But crossing the broad Skeena mouth, or any water, it’s not as simple as measuring distance. You have to reckon travel in relation to the stream you pass over. A lake is one thing, where the water is mostly still. An estuary mouth is another with its tides and currents. You can ride with the tides, move with the currents sometimes, but at other times hours of work will hardly hold you stationary against them.
Reckoning our travel relative to the water around us, my father rowed more than ten, perhaps fifteen miles or more that day, and he rowed from our early morning rising until the sky was dark and the shore nothing but shadows. I suppose he rested sometimes in-between, but my dominant image is of him rowing, rowing, and the water all around us, at one point the land at least a mile distant in any direction, and further than a mile in some.
I didn’t set foot on land at all again that day or that night (or for days afterward, that I can recall.) My father anchored us a little offshore in the darkness, and I slept under a hood of canvas near the bow of the skiff. When I woke up the world and water were still.
We were now in Grenville Channel, which under full daylight is green and clear and you can see starfish underneath you on the seabed. But this was early morning and there was a light mist on the water, and the water itself, from my angle still lying in the bow of the skiff, appeared like black glass with broad ripples distorting the reflection of the sky and the islands across the way. The islands were deep green and shadow, evergreens following every contour, beginning at the edge of the shore and rising to the hills behind. Between the evergreens and the water was a white line of granite.
And the islands were floating. Granite. Trees. Hills. Together seemed to have no more weight than foam. Floating on the black glass water and making no more indentation on it than a water spider.
In the quiet of that morning and in that place, where I could hear the rowboat creak as my father rose and moved about, where I could smell the salt of the water mingle with the welcome of bacon as my father fixed breakfast and tea on the Coleman stove, where that dark glass sea rippled around us and featherlight islands floated across the way, with mists and birds and solitude, I discovered my perfect morning. If you asked Teddy (or any of the names he passed by in the years that followed) what was his perfect morning, he would always point to this one.
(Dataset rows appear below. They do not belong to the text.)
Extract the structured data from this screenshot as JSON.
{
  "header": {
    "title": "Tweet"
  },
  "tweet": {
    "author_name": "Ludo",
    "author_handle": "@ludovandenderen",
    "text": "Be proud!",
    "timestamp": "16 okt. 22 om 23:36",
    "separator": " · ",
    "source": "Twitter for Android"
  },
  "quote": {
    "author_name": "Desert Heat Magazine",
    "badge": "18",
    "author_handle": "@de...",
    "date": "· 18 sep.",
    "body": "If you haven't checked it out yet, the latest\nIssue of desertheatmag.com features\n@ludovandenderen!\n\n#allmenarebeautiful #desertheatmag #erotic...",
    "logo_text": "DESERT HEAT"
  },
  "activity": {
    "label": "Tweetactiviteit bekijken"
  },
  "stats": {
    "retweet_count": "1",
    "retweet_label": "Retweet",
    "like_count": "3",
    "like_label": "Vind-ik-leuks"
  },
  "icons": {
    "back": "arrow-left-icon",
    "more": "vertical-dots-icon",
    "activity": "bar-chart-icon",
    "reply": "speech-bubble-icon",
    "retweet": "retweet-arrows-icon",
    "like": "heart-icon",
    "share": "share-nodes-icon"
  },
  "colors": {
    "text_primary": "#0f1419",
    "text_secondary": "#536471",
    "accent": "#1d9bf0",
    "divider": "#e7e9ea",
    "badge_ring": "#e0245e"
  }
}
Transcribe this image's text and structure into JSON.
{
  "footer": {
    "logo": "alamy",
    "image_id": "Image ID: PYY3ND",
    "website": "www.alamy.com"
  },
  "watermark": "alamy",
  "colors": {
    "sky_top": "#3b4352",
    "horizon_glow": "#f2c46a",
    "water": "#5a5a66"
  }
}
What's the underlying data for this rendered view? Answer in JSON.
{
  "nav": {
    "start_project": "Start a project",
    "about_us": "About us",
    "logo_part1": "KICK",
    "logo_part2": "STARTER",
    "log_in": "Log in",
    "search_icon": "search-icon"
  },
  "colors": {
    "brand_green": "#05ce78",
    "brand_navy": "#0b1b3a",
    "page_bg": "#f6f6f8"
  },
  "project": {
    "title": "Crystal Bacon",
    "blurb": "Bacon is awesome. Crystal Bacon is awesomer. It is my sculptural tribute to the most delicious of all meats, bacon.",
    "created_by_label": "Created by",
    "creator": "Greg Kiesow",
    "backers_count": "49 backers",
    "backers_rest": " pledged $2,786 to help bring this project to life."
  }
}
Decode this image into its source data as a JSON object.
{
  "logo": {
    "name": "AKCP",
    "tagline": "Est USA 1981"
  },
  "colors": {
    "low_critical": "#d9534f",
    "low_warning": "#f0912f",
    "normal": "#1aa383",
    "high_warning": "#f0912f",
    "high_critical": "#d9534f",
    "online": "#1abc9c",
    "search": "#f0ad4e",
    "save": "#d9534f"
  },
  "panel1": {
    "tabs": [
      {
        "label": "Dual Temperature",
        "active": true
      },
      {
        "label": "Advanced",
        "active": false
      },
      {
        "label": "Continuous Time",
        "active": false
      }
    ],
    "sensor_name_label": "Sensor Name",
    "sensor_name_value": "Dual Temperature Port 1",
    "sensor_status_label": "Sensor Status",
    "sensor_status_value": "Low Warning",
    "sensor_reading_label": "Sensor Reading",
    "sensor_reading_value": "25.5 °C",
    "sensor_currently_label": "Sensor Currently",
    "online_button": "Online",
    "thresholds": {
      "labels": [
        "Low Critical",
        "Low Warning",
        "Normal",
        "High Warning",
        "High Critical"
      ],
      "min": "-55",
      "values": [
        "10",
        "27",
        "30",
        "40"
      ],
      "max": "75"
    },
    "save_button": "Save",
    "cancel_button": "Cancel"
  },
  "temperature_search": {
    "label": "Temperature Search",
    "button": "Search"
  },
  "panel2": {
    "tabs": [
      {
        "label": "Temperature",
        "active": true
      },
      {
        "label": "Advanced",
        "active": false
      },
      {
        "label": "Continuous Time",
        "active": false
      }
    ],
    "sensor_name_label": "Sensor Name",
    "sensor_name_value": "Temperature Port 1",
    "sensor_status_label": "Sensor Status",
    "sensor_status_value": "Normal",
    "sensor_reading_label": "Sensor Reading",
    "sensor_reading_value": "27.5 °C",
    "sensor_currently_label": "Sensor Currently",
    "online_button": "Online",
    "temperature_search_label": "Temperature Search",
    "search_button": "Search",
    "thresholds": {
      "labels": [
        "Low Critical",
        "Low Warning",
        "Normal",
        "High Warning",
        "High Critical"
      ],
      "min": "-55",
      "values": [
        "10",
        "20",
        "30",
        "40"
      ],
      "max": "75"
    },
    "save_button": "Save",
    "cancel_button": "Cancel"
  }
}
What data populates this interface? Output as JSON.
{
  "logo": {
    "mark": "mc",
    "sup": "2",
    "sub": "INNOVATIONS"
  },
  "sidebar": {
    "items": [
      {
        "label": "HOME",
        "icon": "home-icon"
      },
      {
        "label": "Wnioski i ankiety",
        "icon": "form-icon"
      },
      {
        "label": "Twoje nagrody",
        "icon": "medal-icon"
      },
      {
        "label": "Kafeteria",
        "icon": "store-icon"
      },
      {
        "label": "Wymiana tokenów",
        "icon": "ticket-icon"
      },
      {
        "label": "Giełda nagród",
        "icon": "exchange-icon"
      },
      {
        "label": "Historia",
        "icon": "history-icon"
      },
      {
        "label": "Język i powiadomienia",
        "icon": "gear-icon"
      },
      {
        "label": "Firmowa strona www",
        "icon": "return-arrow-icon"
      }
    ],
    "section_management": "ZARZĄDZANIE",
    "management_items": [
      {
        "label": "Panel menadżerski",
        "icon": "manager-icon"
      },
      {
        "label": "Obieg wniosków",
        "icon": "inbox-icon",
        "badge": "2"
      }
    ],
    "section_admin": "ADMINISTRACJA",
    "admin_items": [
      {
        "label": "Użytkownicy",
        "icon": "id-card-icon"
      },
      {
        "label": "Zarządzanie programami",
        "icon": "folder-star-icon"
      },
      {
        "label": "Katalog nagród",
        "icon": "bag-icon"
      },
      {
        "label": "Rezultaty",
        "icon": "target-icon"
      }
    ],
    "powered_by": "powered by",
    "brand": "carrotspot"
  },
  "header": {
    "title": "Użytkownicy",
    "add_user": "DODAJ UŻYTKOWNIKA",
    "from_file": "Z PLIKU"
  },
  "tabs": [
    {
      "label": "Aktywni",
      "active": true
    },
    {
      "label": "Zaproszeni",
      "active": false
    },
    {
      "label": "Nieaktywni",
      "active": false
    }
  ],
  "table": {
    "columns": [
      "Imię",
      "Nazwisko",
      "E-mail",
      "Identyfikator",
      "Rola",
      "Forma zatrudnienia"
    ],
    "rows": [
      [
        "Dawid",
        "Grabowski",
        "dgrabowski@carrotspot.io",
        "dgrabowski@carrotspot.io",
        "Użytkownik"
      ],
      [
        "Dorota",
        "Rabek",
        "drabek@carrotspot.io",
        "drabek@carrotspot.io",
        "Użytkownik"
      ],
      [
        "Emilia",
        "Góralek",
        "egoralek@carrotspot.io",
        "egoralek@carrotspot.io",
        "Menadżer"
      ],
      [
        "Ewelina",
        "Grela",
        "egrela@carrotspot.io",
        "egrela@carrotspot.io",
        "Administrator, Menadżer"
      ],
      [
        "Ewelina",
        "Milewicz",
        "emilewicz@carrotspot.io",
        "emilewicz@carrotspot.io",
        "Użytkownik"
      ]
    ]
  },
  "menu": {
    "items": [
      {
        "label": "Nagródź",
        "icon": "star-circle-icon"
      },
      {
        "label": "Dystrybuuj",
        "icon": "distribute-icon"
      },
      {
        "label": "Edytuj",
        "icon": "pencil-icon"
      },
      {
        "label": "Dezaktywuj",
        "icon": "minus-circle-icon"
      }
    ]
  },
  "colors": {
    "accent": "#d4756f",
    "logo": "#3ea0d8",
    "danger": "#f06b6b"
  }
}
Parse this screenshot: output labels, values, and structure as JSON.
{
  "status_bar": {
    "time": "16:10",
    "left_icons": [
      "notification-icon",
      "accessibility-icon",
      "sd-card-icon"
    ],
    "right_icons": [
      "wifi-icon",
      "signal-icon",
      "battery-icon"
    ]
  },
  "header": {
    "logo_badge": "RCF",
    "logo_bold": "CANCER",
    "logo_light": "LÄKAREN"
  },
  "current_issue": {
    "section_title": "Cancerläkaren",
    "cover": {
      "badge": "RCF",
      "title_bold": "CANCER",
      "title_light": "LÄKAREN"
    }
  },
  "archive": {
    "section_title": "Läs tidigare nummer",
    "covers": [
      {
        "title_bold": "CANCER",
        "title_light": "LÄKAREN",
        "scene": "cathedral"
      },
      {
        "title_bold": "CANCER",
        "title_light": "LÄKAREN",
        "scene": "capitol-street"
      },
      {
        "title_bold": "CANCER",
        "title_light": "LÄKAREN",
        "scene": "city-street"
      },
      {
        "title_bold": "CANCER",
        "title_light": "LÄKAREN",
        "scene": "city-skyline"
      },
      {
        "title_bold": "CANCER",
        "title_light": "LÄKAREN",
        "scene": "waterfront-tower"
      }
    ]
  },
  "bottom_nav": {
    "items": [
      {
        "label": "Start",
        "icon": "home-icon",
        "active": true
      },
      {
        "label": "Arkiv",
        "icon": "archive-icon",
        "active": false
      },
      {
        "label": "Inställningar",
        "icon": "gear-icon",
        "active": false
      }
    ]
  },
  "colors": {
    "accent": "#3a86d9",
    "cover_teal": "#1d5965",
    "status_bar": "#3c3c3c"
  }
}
Early fall, 1960. The mouth of Grenville channel. Kennedy Island perhaps across the way. In me and my father’s eccentric migration down the coast, it transcended all other moments. I never needed any more reason for our journey than that place, that sea, that mist, those spell-woven islands, and that morning’s waking.